Page and application data records

--------

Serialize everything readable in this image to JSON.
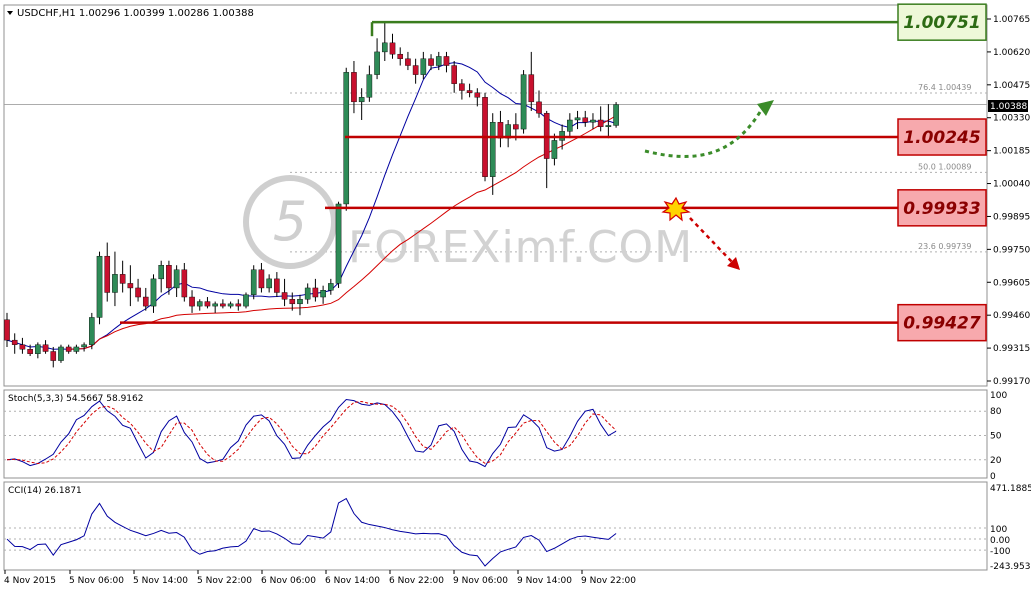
{
  "window": {
    "symbol_header": "USDCHF,H1  1.00296 1.00399 1.00286 1.00388",
    "current_price_tag": "1.00388"
  },
  "watermark": "FOREXimf.COM",
  "levels": [
    {
      "label": "1.00751",
      "value": 1.00751,
      "style": "resistance-green"
    },
    {
      "label": "1.00245",
      "value": 1.00245,
      "style": "red"
    },
    {
      "label": "0.99933",
      "value": 0.99933,
      "style": "red"
    },
    {
      "label": "0.99427",
      "value": 0.99427,
      "style": "red"
    }
  ],
  "fib_labels": [
    {
      "text": "76.4   1.00439",
      "value": 1.00439
    },
    {
      "text": "50.0   1.00089",
      "value": 1.00089
    },
    {
      "text": "23.6   0.99739",
      "value": 0.99739
    }
  ],
  "colors": {
    "bull": "#2e8b57",
    "bear": "#c8102e",
    "ma_fast": "#0000a0",
    "ma_slow": "#d40000",
    "level_red": "#c00000",
    "level_green": "#3a7d1e",
    "box_red_fill": "#f7a9ad",
    "box_red_border": "#c00000",
    "box_green_fill": "#eef8d8",
    "box_green_border": "#3a7d1e",
    "arrow_green": "#3b8c2a",
    "arrow_red": "#cc0000",
    "grid": "#b0b0b0"
  },
  "stoch": {
    "title": "Stoch(5,3,3) 54.5667 58.9162",
    "ticks": [
      "100",
      "80",
      "50",
      "20",
      "0"
    ]
  },
  "cci": {
    "title": "CCI(14) 26.1871",
    "ticks": [
      "471.1885",
      "100",
      "0.00",
      "-100",
      "-243.9532"
    ]
  },
  "chart_data": {
    "type": "candlestick",
    "title": "USDCHF,H1",
    "ylim": [
      0.9917,
      1.0077
    ],
    "y_ticks": [
      "1.00765",
      "1.00620",
      "1.00475",
      "1.00330",
      "1.00185",
      "1.00040",
      "0.99895",
      "0.99750",
      "0.99605",
      "0.99460",
      "0.99315",
      "0.99170"
    ],
    "x_ticks": [
      "4 Nov 2015",
      "5 Nov 06:00",
      "5 Nov 14:00",
      "5 Nov 22:00",
      "6 Nov 06:00",
      "6 Nov 14:00",
      "6 Nov 22:00",
      "9 Nov 06:00",
      "9 Nov 14:00",
      "9 Nov 22:00"
    ],
    "candles": [
      [
        0.9944,
        0.9947,
        0.9932,
        0.9935
      ],
      [
        0.9935,
        0.9938,
        0.9929,
        0.9933
      ],
      [
        0.9933,
        0.9936,
        0.9929,
        0.9931
      ],
      [
        0.9931,
        0.9933,
        0.9928,
        0.9929
      ],
      [
        0.9929,
        0.9934,
        0.9927,
        0.9933
      ],
      [
        0.9933,
        0.9935,
        0.9929,
        0.993
      ],
      [
        0.993,
        0.9932,
        0.9923,
        0.9926
      ],
      [
        0.9926,
        0.9933,
        0.9925,
        0.9932
      ],
      [
        0.9932,
        0.9933,
        0.9929,
        0.993
      ],
      [
        0.993,
        0.9933,
        0.9929,
        0.9932
      ],
      [
        0.9932,
        0.9934,
        0.993,
        0.9933
      ],
      [
        0.9933,
        0.9947,
        0.9931,
        0.9945
      ],
      [
        0.9945,
        0.9974,
        0.9942,
        0.9972
      ],
      [
        0.9972,
        0.9978,
        0.9952,
        0.9956
      ],
      [
        0.9956,
        0.9974,
        0.995,
        0.9964
      ],
      [
        0.9964,
        0.997,
        0.9956,
        0.996
      ],
      [
        0.996,
        0.9968,
        0.995,
        0.9958
      ],
      [
        0.9958,
        0.9962,
        0.9952,
        0.9954
      ],
      [
        0.9954,
        0.9958,
        0.9948,
        0.995
      ],
      [
        0.995,
        0.9964,
        0.9947,
        0.9962
      ],
      [
        0.9962,
        0.997,
        0.9956,
        0.9968
      ],
      [
        0.9968,
        0.997,
        0.9955,
        0.9958
      ],
      [
        0.9958,
        0.9968,
        0.9954,
        0.9966
      ],
      [
        0.9966,
        0.9969,
        0.9952,
        0.9954
      ],
      [
        0.9954,
        0.9957,
        0.9947,
        0.995
      ],
      [
        0.995,
        0.9953,
        0.9948,
        0.9952
      ],
      [
        0.9952,
        0.9954,
        0.9949,
        0.995
      ],
      [
        0.995,
        0.9952,
        0.9947,
        0.9951
      ],
      [
        0.9951,
        0.9953,
        0.9949,
        0.995
      ],
      [
        0.995,
        0.9952,
        0.9949,
        0.9951
      ],
      [
        0.9951,
        0.9953,
        0.9948,
        0.995
      ],
      [
        0.995,
        0.9956,
        0.9949,
        0.9955
      ],
      [
        0.9955,
        0.9968,
        0.9953,
        0.9966
      ],
      [
        0.9966,
        0.9969,
        0.9956,
        0.9958
      ],
      [
        0.9958,
        0.9964,
        0.9956,
        0.9962
      ],
      [
        0.9962,
        0.9965,
        0.9954,
        0.9956
      ],
      [
        0.9956,
        0.9962,
        0.995,
        0.9953
      ],
      [
        0.9953,
        0.9956,
        0.9948,
        0.9951
      ],
      [
        0.9951,
        0.9955,
        0.9946,
        0.9953
      ],
      [
        0.9953,
        0.996,
        0.9951,
        0.9958
      ],
      [
        0.9958,
        0.9962,
        0.9952,
        0.9954
      ],
      [
        0.9954,
        0.9959,
        0.9951,
        0.9957
      ],
      [
        0.9957,
        0.9962,
        0.9955,
        0.996
      ],
      [
        0.996,
        0.9996,
        0.9958,
        0.9995
      ],
      [
        0.9995,
        1.0055,
        0.9992,
        1.0053
      ],
      [
        1.0053,
        1.0058,
        1.0035,
        1.004
      ],
      [
        1.004,
        1.0046,
        1.0032,
        1.0042
      ],
      [
        1.0042,
        1.0056,
        1.004,
        1.0052
      ],
      [
        1.0052,
        1.0068,
        1.005,
        1.0062
      ],
      [
        1.0062,
        1.00751,
        1.0058,
        1.0066
      ],
      [
        1.0066,
        1.007,
        1.0059,
        1.0061
      ],
      [
        1.0061,
        1.0064,
        1.0056,
        1.0059
      ],
      [
        1.0059,
        1.0062,
        1.0054,
        1.0056
      ],
      [
        1.0056,
        1.0059,
        1.0048,
        1.0052
      ],
      [
        1.0052,
        1.0062,
        1.005,
        1.0059
      ],
      [
        1.0059,
        1.0061,
        1.0054,
        1.0056
      ],
      [
        1.0056,
        1.0062,
        1.0054,
        1.006
      ],
      [
        1.006,
        1.0062,
        1.0053,
        1.0056
      ],
      [
        1.0056,
        1.0058,
        1.0044,
        1.0048
      ],
      [
        1.0048,
        1.005,
        1.0041,
        1.0045
      ],
      [
        1.0045,
        1.0048,
        1.0042,
        1.0044
      ],
      [
        1.0044,
        1.0046,
        1.0038,
        1.0042
      ],
      [
        1.0042,
        1.0044,
        1.0005,
        1.0007
      ],
      [
        1.0007,
        1.0035,
        0.9999,
        1.0031
      ],
      [
        1.0031,
        1.0036,
        1.002,
        1.0024
      ],
      [
        1.0024,
        1.0032,
        1.002,
        1.003
      ],
      [
        1.003,
        1.0035,
        1.0023,
        1.0028
      ],
      [
        1.0028,
        1.0054,
        1.0026,
        1.0052
      ],
      [
        1.0052,
        1.0062,
        1.0036,
        1.004
      ],
      [
        1.004,
        1.0045,
        1.0033,
        1.0035
      ],
      [
        1.0035,
        1.0036,
        1.0002,
        1.0015
      ],
      [
        1.0015,
        1.0026,
        1.0012,
        1.0023
      ],
      [
        1.0023,
        1.003,
        1.0019,
        1.0027
      ],
      [
        1.0027,
        1.0035,
        1.0024,
        1.0032
      ],
      [
        1.0032,
        1.0036,
        1.0028,
        1.0033
      ],
      [
        1.0033,
        1.0036,
        1.0029,
        1.0031
      ],
      [
        1.0031,
        1.0035,
        1.0028,
        1.0032
      ],
      [
        1.0032,
        1.0038,
        1.0027,
        1.0029
      ],
      [
        1.0029,
        1.0039,
        1.0024,
        1.00296
      ],
      [
        1.00296,
        1.00399,
        1.00286,
        1.00388
      ]
    ]
  }
}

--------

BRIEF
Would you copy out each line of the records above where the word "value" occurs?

REPLY
      "value": 1.00751,
      "value": 1.00245,
      "value": 0.99933,
      "value": 0.99427,
      "value": 1.00439
      "value": 1.00089
      "value": 0.99739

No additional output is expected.